Greek shipowners urge closer ties with Cyprus shipping community
Union of Greek Shipowners president, Theodore Veniamis has called for closer co-operation and the further development of synergies between the Greek and Cypriot shipping communities.

The call comes as Greek owners mull relocating the seat of their operations from Greece as the European Commission continues to mumble about certain aspects of Greek tax law and their incompatibility with EU competition law.

It is well know Cyprus is among the top locations Greeks are considering, with the USG president said to be among those with a Plan B should the EC gets it way and force a part re-write of the Greek constitution and its protection of the tax regime.

Speaking at the Cyprus Shipping Industry Conference last week, Veniamis noted Cyprus and Greece, “two relatively small European countries” have “an age-old tradition in shipping”.

“Although we may be keen business competitors in the international arena, we see eye-to-eye on most shipping policy issues.
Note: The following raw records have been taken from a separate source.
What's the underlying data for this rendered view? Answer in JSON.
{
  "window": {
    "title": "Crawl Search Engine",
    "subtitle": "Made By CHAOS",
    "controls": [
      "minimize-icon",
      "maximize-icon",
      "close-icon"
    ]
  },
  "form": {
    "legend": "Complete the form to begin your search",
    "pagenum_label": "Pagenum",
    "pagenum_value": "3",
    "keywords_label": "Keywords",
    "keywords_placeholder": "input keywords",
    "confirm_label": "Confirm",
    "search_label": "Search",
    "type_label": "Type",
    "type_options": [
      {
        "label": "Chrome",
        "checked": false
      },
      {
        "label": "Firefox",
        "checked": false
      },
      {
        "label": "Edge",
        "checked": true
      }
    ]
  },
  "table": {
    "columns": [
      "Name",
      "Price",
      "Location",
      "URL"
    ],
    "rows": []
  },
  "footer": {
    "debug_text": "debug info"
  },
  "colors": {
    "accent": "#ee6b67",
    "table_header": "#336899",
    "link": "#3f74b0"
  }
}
The combination of our knowledge and common approach on shipping matters of high importance can yield further valuable political and economic results for both nations at European and international level,” he said.

He said both countries have a rich maritime heritage and continue to be forerunners in the international maritime arena, thus, contributing to the welfare of our two nations.

“Our dynamic presence is a guarantee for the future. In this context, we should pursue our co-operation both at governmental and commercial level in order to achieve our common goals and mainly the competitiveness of our shipping industries which are closely connected with the welfare of our nations.

“We also look forward to a united front regarding the ongoing examination by the European Commission of various tonnage tax regimes vis-à-vis the Guidelines on State Aid to Maritime Transport.

“Traditionally, the Greek shipping community has kept its options open concerning the issue of flag and centre of activities. All the more so, in difficult times like the present ones. Cyprus has always been a major such option for Greek shipowners. Apart from its well-functioning maritime legislation and cluster, it offers the vicinity to Greece in geographical terms and mentality.

“The figures are impressive: 290 vessels, representing about 35% of the Cypriot registry in terms of number of vessels or about 59% in terms of dwt belong to Greek-owned interests.”

He said because of this the Greek shipping community follows with great interest the achievements of the Cyprus shipping industry.

“The approval of the Cyprus tonnage tax by the European Commission and the recent tax initiatives offered to non-national investors, create a positive climate for entrepreneurship in Cyprus and give new impetus to the competitiveness of your shipping sector,” said Veniamis.

The UGS president went on: “We also understand there are positive developments in the ongoing dialogue between the two communities in Cyprus. A solution of the maritime embargo would give a major boosting to trade by sea in the Eastern Mediterranean and Black Sea as well as to the prospects of the Cypriot flag.”